The game clock was broken at Soldier Field on Sunday, so if you asked anyone in the stadium if they really knew what time it was, they would have to reply no. Fortunately, with the Bears playing the Vikings in the second half of a lost season for both teams, the response would also be in the negative if the first question was followed up with a “does anybody really care?” Week 11’s triumph over the mighty Vikings only serves the purpose of allowing the Bears coaching staff to continue to pretend that this season is only a minor derailment on the track to success, rather than the complete train wreck that it clearly is.
When the Bears kicked off the 2014 season, competing for an NFC North crown seemed well within the scope of reason. Instead, Bears fans have been treated to a year that has featured the following trifecta (all of these events have transpired within the last 123:01 of game time):
3. Brandon Marshall, the Bears’ best receiver and biggest headache, challenged a Lions fan to a fight on Instagram (personally, I only throw down if someone lets me know that they want to rumble via Pinterest, much more tasteful), offering to pay the guy $25,000 if he would meet Marshall in a boxing ring. It would not surprise me at all if the Bears become the third team in Marshall’s career to desperately seek to cut ties with the incredibly talented and productive receiver.
2. Defensive end Lamarr Houston injured himself while celebrating a sack of the backup quarterback with the Bears down 25, and three minutes to play in the game against New England.
1. Prior to last week’s Packers game, my father-in-law told me that his fantasy team needed 60 combined points out of Aaron Rodgers and Jordy Nelson to win. I told him that I would bet that he would get the victory, but he might have to stay up late if he wanted to watch it happen. He was on his way to bed, victory in hand, with three minutes gone in the second quarter.
In a league that allows teams to turn their fortunes around faster than teams in any other sport, the Bears now seem as far away from championship contention as they have in the last decade. This is only the third season over the last ten years (2007 and 2009 being the others) in which the Bears have been done playing meaningful games before Thanksgiving. For a team that has only won three playoff games in that span, that’s an impressive stretch of faux-contention.
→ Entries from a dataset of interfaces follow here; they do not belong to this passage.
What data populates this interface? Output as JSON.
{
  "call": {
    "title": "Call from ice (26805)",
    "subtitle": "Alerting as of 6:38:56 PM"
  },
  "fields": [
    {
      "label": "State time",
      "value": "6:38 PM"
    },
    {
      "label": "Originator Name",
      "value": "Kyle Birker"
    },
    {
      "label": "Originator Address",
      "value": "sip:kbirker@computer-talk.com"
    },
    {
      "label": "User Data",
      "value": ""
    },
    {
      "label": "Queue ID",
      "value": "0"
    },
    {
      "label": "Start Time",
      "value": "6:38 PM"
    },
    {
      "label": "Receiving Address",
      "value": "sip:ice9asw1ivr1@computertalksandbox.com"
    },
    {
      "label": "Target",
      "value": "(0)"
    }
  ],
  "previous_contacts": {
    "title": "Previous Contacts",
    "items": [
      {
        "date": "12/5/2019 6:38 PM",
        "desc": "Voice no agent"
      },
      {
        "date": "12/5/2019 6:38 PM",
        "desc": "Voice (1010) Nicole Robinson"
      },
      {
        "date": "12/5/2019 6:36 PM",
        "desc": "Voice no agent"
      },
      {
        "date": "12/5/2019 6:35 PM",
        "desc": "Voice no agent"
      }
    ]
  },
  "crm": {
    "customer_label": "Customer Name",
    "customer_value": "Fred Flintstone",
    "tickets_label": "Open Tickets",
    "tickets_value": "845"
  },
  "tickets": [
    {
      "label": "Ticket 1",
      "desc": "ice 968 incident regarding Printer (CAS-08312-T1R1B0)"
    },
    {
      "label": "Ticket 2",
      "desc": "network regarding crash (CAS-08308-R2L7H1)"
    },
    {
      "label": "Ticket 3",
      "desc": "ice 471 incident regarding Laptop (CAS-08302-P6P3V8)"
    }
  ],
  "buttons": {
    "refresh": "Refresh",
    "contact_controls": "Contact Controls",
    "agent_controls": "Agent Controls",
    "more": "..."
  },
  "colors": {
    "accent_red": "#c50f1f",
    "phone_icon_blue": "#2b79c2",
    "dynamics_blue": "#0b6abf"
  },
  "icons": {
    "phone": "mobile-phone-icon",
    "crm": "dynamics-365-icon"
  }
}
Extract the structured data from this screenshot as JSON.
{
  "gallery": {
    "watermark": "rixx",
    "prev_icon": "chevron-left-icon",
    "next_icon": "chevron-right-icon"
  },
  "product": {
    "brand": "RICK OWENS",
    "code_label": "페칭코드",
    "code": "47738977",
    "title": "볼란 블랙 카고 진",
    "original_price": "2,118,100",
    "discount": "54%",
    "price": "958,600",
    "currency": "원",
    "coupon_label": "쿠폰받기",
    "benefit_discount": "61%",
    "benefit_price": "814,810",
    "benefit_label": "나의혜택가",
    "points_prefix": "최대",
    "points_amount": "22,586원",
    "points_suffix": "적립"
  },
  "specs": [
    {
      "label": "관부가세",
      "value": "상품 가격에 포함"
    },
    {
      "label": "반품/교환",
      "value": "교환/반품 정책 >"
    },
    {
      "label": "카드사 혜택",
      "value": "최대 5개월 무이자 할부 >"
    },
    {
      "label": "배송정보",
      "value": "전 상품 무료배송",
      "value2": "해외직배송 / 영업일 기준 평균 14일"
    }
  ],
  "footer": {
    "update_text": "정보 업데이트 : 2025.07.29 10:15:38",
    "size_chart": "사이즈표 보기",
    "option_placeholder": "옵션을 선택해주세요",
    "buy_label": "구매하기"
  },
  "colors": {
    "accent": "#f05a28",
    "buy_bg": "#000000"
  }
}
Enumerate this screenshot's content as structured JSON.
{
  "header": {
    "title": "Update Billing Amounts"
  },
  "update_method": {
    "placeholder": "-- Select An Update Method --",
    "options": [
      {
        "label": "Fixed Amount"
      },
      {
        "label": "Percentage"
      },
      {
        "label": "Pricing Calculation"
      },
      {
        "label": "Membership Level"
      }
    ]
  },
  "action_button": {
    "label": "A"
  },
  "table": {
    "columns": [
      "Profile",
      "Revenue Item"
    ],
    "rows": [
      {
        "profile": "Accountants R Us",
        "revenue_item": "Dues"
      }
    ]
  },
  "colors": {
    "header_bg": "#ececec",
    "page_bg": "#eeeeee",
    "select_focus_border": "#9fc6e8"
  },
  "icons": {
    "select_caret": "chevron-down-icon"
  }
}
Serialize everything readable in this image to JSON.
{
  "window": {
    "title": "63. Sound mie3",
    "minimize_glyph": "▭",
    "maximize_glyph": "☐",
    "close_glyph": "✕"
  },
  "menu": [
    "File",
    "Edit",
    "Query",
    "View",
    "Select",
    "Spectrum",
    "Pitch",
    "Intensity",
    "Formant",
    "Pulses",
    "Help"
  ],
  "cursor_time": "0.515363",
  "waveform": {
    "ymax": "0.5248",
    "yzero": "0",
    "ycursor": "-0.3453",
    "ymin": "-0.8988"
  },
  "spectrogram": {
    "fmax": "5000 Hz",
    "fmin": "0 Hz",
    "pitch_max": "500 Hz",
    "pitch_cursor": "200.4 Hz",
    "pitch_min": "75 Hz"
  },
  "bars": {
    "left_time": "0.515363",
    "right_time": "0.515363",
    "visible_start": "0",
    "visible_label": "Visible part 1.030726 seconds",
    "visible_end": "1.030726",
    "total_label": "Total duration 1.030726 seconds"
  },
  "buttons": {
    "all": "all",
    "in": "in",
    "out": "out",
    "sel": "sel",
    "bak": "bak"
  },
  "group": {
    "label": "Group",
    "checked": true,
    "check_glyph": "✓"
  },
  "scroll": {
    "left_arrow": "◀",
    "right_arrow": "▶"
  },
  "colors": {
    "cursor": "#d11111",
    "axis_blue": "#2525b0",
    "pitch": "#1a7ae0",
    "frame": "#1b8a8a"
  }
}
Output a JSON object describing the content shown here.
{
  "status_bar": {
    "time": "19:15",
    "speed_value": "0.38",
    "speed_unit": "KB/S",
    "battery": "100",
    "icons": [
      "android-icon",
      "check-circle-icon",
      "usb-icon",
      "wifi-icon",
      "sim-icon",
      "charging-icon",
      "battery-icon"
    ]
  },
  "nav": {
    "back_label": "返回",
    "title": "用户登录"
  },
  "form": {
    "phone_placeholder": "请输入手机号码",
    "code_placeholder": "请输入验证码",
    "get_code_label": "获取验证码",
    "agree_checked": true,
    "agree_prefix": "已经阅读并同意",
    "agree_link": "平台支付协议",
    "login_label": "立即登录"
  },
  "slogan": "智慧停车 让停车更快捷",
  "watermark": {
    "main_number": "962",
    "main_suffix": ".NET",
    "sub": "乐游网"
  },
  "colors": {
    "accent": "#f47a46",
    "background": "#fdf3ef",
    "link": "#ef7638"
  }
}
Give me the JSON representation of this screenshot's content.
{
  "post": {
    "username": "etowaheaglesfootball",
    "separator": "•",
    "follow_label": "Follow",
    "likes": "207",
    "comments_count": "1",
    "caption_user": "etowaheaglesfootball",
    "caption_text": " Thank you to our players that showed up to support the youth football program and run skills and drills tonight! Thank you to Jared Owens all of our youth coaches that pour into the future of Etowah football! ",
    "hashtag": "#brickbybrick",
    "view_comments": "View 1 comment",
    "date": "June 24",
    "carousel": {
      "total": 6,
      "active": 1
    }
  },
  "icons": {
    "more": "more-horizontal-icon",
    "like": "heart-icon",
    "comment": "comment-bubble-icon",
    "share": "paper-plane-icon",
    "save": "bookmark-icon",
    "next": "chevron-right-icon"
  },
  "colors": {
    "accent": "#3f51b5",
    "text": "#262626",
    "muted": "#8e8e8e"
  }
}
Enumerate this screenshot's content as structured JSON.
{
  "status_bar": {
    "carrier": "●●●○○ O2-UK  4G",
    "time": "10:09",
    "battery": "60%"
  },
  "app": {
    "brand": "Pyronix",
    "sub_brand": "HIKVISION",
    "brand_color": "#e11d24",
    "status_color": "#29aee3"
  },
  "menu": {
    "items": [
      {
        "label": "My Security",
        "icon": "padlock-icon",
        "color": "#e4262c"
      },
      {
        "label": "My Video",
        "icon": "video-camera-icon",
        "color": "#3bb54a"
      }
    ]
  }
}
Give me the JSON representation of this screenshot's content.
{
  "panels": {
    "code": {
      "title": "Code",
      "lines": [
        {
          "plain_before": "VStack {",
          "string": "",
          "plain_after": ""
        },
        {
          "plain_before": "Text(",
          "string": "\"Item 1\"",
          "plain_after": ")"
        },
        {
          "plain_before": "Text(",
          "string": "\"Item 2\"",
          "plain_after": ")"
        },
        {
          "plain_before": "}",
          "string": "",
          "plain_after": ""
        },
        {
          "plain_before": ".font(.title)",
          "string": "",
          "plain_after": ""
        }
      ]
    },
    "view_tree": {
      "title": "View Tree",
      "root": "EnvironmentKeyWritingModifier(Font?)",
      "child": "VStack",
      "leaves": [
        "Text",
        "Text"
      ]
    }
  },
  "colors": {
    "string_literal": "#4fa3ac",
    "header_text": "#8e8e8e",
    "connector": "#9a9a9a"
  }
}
The problem is that this team wasn’t in “let’s wait and see” mode. This was “book the hotel room in Phoenix and print the Super Bowl tickets” mode. This was “sign the infuriating quarterback to an extension and get excited about the second year coach who won two fewer games than the guy he replaced but hey at least we scored some touchdowns so… wait a minute that sounds like a horrible plan!” mode.
The path back to hope for playoff football in Chicago won’t be a quick fix. It’s going to take a new coach, a boatload of new draft picks, and regrettably, and finally, a new quarterback. It’s hard to put a timetable on when this might happen – so fitting for a broken team without a clock.